Brief
Give every line of the data again, exactly.

*** Records to process ***

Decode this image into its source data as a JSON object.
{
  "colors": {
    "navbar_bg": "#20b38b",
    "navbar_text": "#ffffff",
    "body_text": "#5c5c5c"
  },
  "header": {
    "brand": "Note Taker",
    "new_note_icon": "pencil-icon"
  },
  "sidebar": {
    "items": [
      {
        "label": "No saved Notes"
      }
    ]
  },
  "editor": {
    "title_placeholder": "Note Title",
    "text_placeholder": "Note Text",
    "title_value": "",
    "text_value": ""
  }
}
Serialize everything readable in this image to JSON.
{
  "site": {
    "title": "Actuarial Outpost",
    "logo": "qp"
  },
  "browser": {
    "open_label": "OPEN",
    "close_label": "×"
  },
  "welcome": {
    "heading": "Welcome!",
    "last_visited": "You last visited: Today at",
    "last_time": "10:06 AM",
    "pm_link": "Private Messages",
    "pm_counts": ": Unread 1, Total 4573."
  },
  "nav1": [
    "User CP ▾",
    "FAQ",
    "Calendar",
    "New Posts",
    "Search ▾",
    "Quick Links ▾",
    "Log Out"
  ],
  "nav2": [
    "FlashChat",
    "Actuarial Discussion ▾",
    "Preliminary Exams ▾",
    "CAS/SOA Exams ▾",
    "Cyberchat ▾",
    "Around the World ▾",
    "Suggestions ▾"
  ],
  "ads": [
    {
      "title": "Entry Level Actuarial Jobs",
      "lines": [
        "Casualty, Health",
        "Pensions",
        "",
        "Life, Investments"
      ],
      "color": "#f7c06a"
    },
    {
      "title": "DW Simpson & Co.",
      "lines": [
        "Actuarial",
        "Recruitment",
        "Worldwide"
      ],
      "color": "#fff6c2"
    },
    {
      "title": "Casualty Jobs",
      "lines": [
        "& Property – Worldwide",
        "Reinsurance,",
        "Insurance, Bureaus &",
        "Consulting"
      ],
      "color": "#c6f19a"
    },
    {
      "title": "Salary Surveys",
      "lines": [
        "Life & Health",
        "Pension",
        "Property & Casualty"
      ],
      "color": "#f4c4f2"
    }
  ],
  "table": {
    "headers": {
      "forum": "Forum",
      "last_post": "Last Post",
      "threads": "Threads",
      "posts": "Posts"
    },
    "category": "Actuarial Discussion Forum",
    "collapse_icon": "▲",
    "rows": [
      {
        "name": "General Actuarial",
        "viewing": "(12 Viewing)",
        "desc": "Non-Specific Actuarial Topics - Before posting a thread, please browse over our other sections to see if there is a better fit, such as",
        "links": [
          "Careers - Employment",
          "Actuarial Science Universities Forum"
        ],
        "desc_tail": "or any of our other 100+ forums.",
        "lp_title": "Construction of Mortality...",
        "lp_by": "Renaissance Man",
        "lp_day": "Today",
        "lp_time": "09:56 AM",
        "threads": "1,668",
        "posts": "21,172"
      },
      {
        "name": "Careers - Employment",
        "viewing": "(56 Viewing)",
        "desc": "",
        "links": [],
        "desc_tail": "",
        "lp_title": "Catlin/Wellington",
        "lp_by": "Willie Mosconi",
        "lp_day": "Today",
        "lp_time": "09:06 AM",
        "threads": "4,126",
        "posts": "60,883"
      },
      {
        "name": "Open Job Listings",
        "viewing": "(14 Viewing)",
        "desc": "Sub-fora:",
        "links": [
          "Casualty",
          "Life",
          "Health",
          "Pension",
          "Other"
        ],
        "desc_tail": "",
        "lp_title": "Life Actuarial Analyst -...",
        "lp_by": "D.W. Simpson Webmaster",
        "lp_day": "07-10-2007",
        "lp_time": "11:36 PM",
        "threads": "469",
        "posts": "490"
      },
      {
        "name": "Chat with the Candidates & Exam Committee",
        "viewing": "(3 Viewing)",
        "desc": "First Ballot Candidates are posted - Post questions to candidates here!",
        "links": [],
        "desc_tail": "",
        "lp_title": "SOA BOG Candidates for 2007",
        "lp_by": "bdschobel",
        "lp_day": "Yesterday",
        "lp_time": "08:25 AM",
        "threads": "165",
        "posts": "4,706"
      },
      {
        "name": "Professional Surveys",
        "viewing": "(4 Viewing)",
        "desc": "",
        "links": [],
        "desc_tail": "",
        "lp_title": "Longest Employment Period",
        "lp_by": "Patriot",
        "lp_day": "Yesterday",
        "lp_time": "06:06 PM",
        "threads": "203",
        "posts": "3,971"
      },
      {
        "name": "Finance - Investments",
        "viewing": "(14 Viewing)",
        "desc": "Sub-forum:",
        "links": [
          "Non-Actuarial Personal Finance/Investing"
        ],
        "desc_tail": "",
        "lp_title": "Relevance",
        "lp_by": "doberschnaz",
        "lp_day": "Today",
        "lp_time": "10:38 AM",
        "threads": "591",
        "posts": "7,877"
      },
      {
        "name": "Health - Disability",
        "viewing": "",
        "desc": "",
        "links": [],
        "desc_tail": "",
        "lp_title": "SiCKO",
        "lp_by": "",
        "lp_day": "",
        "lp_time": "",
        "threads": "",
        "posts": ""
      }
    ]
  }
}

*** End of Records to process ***

Result for this exercise
Decode this image into its source data as a JSON object.
{
  "colors": {
    "navbar_bg": "#20b38b",
    "navbar_text": "#ffffff",
    "body_text": "#5c5c5c"
  },
  "header": {
    "brand": "Note Taker",
    "new_note_icon": "pencil-icon"
  },
  "sidebar": {
    "items": [
      {
        "label": "No saved Notes"
      }
    ]
  },
  "editor": {
    "title_placeholder": "Note Title",
    "text_placeholder": "Note Text",
    "title_value": "",
    "text_value": ""
  }
}
Serialize everything readable in this image to JSON.
{
  "site": {
    "title": "Actuarial Outpost",
    "logo": "qp"
  },
  "browser": {
    "open_label": "OPEN",
    "close_label": "×"
  },
  "welcome": {
    "heading": "Welcome!",
    "last_visited": "You last visited: Today at",
    "last_time": "10:06 AM",
    "pm_link": "Private Messages",
    "pm_counts": ": Unread 1, Total 4573."
  },
  "nav1": [
    "User CP ▾",
    "FAQ",
    "Calendar",
    "New Posts",
    "Search ▾",
    "Quick Links ▾",
    "Log Out"
  ],
  "nav2": [
    "FlashChat",
    "Actuarial Discussion ▾",
    "Preliminary Exams ▾",
    "CAS/SOA Exams ▾",
    "Cyberchat ▾",
    "Around the World ▾",
    "Suggestions ▾"
  ],
  "ads": [
    {
      "title": "Entry Level Actuarial Jobs",
      "lines": [
        "Casualty, Health",
        "Pensions",
        "",
        "Life, Investments"
      ],
      "color": "#f7c06a"
    },
    {
      "title": "DW Simpson & Co.",
      "lines": [
        "Actuarial",
        "Recruitment",
        "Worldwide"
      ],
      "color": "#fff6c2"
    },
    {
      "title": "Casualty Jobs",
      "lines": [
        "& Property – Worldwide",
        "Reinsurance,",
        "Insurance, Bureaus &",
        "Consulting"
      ],
      "color": "#c6f19a"
    },
    {
      "title": "Salary Surveys",
      "lines": [
        "Life & Health",
        "Pension",
        "Property & Casualty"
      ],
      "color": "#f4c4f2"
    }
  ],
  "table": {
    "headers": {
      "forum": "Forum",
      "last_post": "Last Post",
      "threads": "Threads",
      "posts": "Posts"
    },
    "category": "Actuarial Discussion Forum",
    "collapse_icon": "▲",
    "rows": [
      {
        "name": "General Actuarial",
        "viewing": "(12 Viewing)",
        "desc": "Non-Specific Actuarial Topics - Before posting a thread, please browse over our other sections to see if there is a better fit, such as",
        "links": [
          "Careers - Employment",
          "Actuarial Science Universities Forum"
        ],
        "desc_tail": "or any of our other 100+ forums.",
        "lp_title": "Construction of Mortality...",
        "lp_by": "Renaissance Man",
        "lp_day": "Today",
        "lp_time": "09:56 AM",
        "threads": "1,668",
        "posts": "21,172"
      },
      {
        "name": "Careers - Employment",
        "viewing": "(56 Viewing)",
        "desc": "",
        "links": [],
        "desc_tail": "",
        "lp_title": "Catlin/Wellington",
        "lp_by": "Willie Mosconi",
        "lp_day": "Today",
        "lp_time": "09:06 AM",
        "threads": "4,126",
        "posts": "60,883"
      },
      {
        "name": "Open Job Listings",
        "viewing": "(14 Viewing)",
        "desc": "Sub-fora:",
        "links": [
          "Casualty",
          "Life",
          "Health",
          "Pension",
          "Other"
        ],
        "desc_tail": "",
        "lp_title": "Life Actuarial Analyst -...",
        "lp_by": "D.W. Simpson Webmaster",
        "lp_day": "07-10-2007",
        "lp_time": "11:36 PM",
        "threads": "469",
        "posts": "490"
      },
      {
        "name": "Chat with the Candidates & Exam Committee",
        "viewing": "(3 Viewing)",
        "desc": "First Ballot Candidates are posted - Post questions to candidates here!",
        "links": [],
        "desc_tail": "",
        "lp_title": "SOA BOG Candidates for 2007",
        "lp_by": "bdschobel",
        "lp_day": "Yesterday",
        "lp_time": "08:25 AM",
        "threads": "165",
        "posts": "4,706"
      },
      {
        "name": "Professional Surveys",
        "viewing": "(4 Viewing)",
        "desc": "",
        "links": [],
        "desc_tail": "",
        "lp_title": "Longest Employment Period",
        "lp_by": "Patriot",
        "lp_day": "Yesterday",
        "lp_time": "06:06 PM",
        "threads": "203",
        "posts": "3,971"
      },
      {
        "name": "Finance - Investments",
        "viewing": "(14 Viewing)",
        "desc": "Sub-forum:",
        "links": [
          "Non-Actuarial Personal Finance/Investing"
        ],
        "desc_tail": "",
        "lp_title": "Relevance",
        "lp_by": "doberschnaz",
        "lp_day": "Today",
        "lp_time": "10:38 AM",
        "threads": "591",
        "posts": "7,877"
      },
      {
        "name": "Health - Disability",
        "viewing": "",
        "desc": "",
        "links": [],
        "desc_tail": "",
        "lp_title": "SiCKO",
        "lp_by": "",
        "lp_day": "",
        "lp_time": "",
        "threads": "",
        "posts": ""
      }
    ]
  }
}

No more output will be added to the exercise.